*What to produce*
In the listing below, look for "placeholder" and copy every line that has it.

-*-

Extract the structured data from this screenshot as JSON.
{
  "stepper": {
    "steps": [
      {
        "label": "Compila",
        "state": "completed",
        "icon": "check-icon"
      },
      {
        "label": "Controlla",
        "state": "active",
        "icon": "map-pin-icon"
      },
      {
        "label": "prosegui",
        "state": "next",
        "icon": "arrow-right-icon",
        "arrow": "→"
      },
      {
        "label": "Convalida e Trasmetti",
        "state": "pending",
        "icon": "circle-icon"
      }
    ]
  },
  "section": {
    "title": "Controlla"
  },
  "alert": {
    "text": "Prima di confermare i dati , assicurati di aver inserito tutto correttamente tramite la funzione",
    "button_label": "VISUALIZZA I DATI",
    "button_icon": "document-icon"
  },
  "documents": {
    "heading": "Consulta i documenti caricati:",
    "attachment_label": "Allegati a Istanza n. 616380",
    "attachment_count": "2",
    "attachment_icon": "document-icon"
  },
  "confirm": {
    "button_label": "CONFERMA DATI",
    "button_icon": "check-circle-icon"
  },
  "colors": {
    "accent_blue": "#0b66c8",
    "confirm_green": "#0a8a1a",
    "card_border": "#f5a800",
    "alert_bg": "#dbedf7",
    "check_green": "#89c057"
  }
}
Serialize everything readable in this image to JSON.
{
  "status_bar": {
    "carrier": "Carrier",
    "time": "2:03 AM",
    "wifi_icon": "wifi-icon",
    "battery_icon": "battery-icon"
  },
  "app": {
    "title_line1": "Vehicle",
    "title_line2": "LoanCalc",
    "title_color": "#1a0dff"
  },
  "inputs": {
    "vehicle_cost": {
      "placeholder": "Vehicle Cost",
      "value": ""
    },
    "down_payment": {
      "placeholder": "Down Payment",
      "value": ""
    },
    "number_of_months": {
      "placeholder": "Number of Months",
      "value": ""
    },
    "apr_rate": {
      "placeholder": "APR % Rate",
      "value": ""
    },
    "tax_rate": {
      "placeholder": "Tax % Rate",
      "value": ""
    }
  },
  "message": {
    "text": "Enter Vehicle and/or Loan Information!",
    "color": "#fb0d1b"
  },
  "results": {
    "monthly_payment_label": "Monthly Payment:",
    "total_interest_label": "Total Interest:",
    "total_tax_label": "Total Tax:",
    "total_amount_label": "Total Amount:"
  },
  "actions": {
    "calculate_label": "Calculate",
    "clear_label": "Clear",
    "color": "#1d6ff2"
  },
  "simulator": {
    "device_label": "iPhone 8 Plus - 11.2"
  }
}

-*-

*Task solution*
      "placeholder": "Vehicle Cost",
      "placeholder": "Down Payment",
      "placeholder": "Number of Months",
      "placeholder": "APR % Rate",
      "placeholder": "Tax % Rate",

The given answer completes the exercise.